[Collected data]
============

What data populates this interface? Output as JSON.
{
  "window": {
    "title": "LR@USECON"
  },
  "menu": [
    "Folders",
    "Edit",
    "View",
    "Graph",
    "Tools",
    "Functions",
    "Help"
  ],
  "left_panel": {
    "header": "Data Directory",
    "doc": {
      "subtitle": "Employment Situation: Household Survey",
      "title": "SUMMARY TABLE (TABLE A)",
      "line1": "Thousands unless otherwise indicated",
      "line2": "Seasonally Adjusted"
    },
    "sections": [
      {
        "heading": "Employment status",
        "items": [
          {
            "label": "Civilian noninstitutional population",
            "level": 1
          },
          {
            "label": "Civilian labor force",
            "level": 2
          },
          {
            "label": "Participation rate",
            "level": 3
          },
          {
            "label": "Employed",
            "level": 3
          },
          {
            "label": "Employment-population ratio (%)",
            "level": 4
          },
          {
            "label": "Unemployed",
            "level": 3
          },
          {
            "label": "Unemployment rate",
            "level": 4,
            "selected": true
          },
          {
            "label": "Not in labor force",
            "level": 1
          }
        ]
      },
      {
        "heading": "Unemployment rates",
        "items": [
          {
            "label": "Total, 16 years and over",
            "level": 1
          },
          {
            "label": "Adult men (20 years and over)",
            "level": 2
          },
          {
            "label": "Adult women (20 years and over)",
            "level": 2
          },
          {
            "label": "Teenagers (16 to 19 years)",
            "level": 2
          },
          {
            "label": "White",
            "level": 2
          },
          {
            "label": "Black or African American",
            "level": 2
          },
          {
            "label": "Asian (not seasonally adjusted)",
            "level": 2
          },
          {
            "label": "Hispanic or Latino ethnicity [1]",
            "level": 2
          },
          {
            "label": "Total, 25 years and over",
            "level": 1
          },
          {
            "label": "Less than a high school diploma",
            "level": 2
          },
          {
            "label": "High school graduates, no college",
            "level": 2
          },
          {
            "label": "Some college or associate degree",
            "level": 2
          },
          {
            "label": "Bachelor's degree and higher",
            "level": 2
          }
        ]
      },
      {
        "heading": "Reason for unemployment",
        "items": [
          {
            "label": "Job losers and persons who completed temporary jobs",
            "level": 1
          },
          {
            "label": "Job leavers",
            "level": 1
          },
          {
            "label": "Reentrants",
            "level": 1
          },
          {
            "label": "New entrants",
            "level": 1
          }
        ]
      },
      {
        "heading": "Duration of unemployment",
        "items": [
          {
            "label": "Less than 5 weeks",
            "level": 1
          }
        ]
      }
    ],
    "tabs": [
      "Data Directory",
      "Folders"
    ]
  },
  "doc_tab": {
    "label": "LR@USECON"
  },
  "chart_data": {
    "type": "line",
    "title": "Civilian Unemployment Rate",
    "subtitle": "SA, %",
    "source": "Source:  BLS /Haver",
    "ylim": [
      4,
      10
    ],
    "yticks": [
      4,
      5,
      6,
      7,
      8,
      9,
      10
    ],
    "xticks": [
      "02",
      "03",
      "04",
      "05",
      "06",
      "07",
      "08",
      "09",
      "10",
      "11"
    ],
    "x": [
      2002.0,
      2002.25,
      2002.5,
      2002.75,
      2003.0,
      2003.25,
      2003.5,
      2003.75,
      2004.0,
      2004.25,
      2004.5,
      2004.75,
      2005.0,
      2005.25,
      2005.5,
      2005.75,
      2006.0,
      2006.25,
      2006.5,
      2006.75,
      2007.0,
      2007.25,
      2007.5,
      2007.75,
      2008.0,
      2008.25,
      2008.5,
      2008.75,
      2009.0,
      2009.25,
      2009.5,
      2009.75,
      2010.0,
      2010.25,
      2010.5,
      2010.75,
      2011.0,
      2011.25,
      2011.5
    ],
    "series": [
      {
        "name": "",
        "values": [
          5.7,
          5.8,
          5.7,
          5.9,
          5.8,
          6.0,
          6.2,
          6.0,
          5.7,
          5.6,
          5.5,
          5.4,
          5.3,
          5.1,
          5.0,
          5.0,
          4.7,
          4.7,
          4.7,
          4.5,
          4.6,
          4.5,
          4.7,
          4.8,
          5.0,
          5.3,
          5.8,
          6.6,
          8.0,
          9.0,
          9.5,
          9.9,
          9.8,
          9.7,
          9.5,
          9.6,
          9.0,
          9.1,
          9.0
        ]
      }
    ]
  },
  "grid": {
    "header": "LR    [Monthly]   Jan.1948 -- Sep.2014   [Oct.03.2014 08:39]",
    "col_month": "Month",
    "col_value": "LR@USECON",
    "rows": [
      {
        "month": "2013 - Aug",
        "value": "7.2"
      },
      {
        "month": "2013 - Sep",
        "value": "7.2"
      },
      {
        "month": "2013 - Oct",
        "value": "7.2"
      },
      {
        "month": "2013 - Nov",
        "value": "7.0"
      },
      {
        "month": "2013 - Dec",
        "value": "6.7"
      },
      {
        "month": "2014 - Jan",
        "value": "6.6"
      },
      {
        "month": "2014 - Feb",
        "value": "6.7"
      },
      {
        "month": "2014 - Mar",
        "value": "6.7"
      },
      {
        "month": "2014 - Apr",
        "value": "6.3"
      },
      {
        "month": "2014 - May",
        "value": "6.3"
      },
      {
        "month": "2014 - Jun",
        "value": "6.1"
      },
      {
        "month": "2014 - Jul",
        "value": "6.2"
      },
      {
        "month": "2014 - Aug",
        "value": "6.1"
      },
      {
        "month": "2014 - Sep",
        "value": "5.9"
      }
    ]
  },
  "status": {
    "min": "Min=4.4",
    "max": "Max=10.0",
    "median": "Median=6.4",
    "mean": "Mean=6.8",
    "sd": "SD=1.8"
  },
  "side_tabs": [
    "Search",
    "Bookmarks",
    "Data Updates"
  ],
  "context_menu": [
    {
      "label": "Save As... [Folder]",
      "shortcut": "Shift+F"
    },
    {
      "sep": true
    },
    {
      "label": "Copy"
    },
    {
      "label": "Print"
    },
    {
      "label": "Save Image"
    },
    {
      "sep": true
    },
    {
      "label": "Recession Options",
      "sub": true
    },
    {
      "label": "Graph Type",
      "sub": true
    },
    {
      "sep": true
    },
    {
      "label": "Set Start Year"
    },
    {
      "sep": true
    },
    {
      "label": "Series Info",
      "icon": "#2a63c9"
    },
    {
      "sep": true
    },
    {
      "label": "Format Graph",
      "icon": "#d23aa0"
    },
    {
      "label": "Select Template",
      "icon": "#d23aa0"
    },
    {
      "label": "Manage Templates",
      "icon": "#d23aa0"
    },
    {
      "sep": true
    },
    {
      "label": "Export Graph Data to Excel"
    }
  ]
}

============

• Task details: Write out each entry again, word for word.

• Task solution:
What data populates this interface? Output as JSON.
{
  "window": {
    "title": "LR@USECON"
  },
  "menu": [
    "Folders",
    "Edit",
    "View",
    "Graph",
    "Tools",
    "Functions",
    "Help"
  ],
  "left_panel": {
    "header": "Data Directory",
    "doc": {
      "subtitle": "Employment Situation: Household Survey",
      "title": "SUMMARY TABLE (TABLE A)",
      "line1": "Thousands unless otherwise indicated",
      "line2": "Seasonally Adjusted"
    },
    "sections": [
      {
        "heading": "Employment status",
        "items": [
          {
            "label": "Civilian noninstitutional population",
            "level": 1
          },
          {
            "label": "Civilian labor force",
            "level": 2
          },
          {
            "label": "Participation rate",
            "level": 3
          },
          {
            "label": "Employed",
            "level": 3
          },
          {
            "label": "Employment-population ratio (%)",
            "level": 4
          },
          {
            "label": "Unemployed",
            "level": 3
          },
          {
            "label": "Unemployment rate",
            "level": 4,
            "selected": true
          },
          {
            "label": "Not in labor force",
            "level": 1
          }
        ]
      },
      {
        "heading": "Unemployment rates",
        "items": [
          {
            "label": "Total, 16 years and over",
            "level": 1
          },
          {
            "label": "Adult men (20 years and over)",
            "level": 2
          },
          {
            "label": "Adult women (20 years and over)",
            "level": 2
          },
          {
            "label": "Teenagers (16 to 19 years)",
            "level": 2
          },
          {
            "label": "White",
            "level": 2
          },
          {
            "label": "Black or African American",
            "level": 2
          },
          {
            "label": "Asian (not seasonally adjusted)",
            "level": 2
          },
          {
            "label": "Hispanic or Latino ethnicity [1]",
            "level": 2
          },
          {
            "label": "Total, 25 years and over",
            "level": 1
          },
          {
            "label": "Less than a high school diploma",
            "level": 2
          },
          {
            "label": "High school graduates, no college",
            "level": 2
          },
          {
            "label": "Some college or associate degree",
            "level": 2
          },
          {
            "label": "Bachelor's degree and higher",
            "level": 2
          }
        ]
      },
      {
        "heading": "Reason for unemployment",
        "items": [
          {
            "label": "Job losers and persons who completed temporary jobs",
            "level": 1
          },
          {
            "label": "Job leavers",
            "level": 1
          },
          {
            "label": "Reentrants",
            "level": 1
          },
          {
            "label": "New entrants",
            "level": 1
          }
        ]
      },
      {
        "heading": "Duration of unemployment",
        "items": [
          {
            "label": "Less than 5 weeks",
            "level": 1
          }
        ]
      }
    ],
    "tabs": [
      "Data Directory",
      "Folders"
    ]
  },
  "doc_tab": {
    "label": "LR@USECON"
  },
  "chart_data": {
    "type": "line",
    "title": "Civilian Unemployment Rate",
    "subtitle": "SA, %",
    "source": "Source:  BLS /Haver",
    "ylim": [
      4,
      10
    ],
    "yticks": [
      4,
      5,
      6,
      7,
      8,
      9,
      10
    ],
    "xticks": [
      "02",
      "03",
      "04",
      "05",
      "06",
      "07",
      "08",
      "09",
      "10",
      "11"
    ],
    "x": [
      2002.0,
      2002.25,
      2002.5,
      2002.75,
      2003.0,
      2003.25,
      2003.5,
      2003.75,
      2004.0,
      2004.25,
      2004.5,
      2004.75,
      2005.0,
      2005.25,
      2005.5,
      2005.75,
      2006.0,
      2006.25,
      2006.5,
      2006.75,
      2007.0,
      2007.25,
      2007.5,
      2007.75,
      2008.0,
      2008.25,
      2008.5,
      2008.75,
      2009.0,
      2009.25,
      2009.5,
      2009.75,
      2010.0,
      2010.25,
      2010.5,
      2010.75,
      2011.0,
      2011.25,
      2011.5
    ],
    "series": [
      {
        "name": "",
        "values": [
          5.7,
          5.8,
          5.7,
          5.9,
          5.8,
          6.0,
          6.2,
          6.0,
          5.7,
          5.6,
          5.5,
          5.4,
          5.3,
          5.1,
          5.0,
          5.0,
          4.7,
          4.7,
          4.7,
          4.5,
          4.6,
          4.5,
          4.7,
          4.8,
          5.0,
          5.3,
          5.8,
          6.6,
          8.0,
          9.0,
          9.5,
          9.9,
          9.8,
          9.7,
          9.5,
          9.6,
          9.0,
          9.1,
          9.0
        ]
      }
    ]
  },
  "grid": {
    "header": "LR    [Monthly]   Jan.1948 -- Sep.2014   [Oct.03.2014 08:39]",
    "col_month": "Month",
    "col_value": "LR@USECON",
    "rows": [
      {
        "month": "2013 - Aug",
        "value": "7.2"
      },
      {
        "month": "2013 - Sep",
        "value": "7.2"
      },
      {
        "month": "2013 - Oct",
        "value": "7.2"
      },
      {
        "month": "2013 - Nov",
        "value": "7.0"
      },
      {
        "month": "2013 - Dec",
        "value": "6.7"
      },
      {
        "month": "2014 - Jan",
        "value": "6.6"
      },
      {
        "month": "2014 - Feb",
        "value": "6.7"
      },
      {
        "month": "2014 - Mar",
        "value": "6.7"
      },
      {
        "month": "2014 - Apr",
        "value": "6.3"
      },
      {
        "month": "2014 - May",
        "value": "6.3"
      },
      {
        "month": "2014 - Jun",
        "value": "6.1"
      },
      {
        "month": "2014 - Jul",
        "value": "6.2"
      },
      {
        "month": "2014 - Aug",
        "value": "6.1"
      },
      {
        "month": "2014 - Sep",
        "value": "5.9"
      }
    ]
  },
  "status": {
    "min": "Min=4.4",
    "max": "Max=10.0",
    "median": "Median=6.4",
    "mean": "Mean=6.8",
    "sd": "SD=1.8"
  },
  "side_tabs": [
    "Search",
    "Bookmarks",
    "Data Updates"
  ],
  "context_menu": [
    {
      "label": "Save As... [Folder]",
      "shortcut": "Shift+F"
    },
    {
      "sep": true
    },
    {
      "label": "Copy"
    },
    {
      "label": "Print"
    },
    {
      "label": "Save Image"
    },
    {
      "sep": true
    },
    {
      "label": "Recession Options",
      "sub": true
    },
    {
      "label": "Graph Type",
      "sub": true
    },
    {
      "sep": true
    },
    {
      "label": "Set Start Year"
    },
    {
      "sep": true
    },
    {
      "label": "Series Info",
      "icon": "#2a63c9"
    },
    {
      "sep": true
    },
    {
      "label": "Format Graph",
      "icon": "#d23aa0"
    },
    {
      "label": "Select Template",
      "icon": "#d23aa0"
    },
    {
      "label": "Manage Templates",
      "icon": "#d23aa0"
    },
    {
      "sep": true
    },
    {
      "label": "Export Graph Data to Excel"
    }
  ]
}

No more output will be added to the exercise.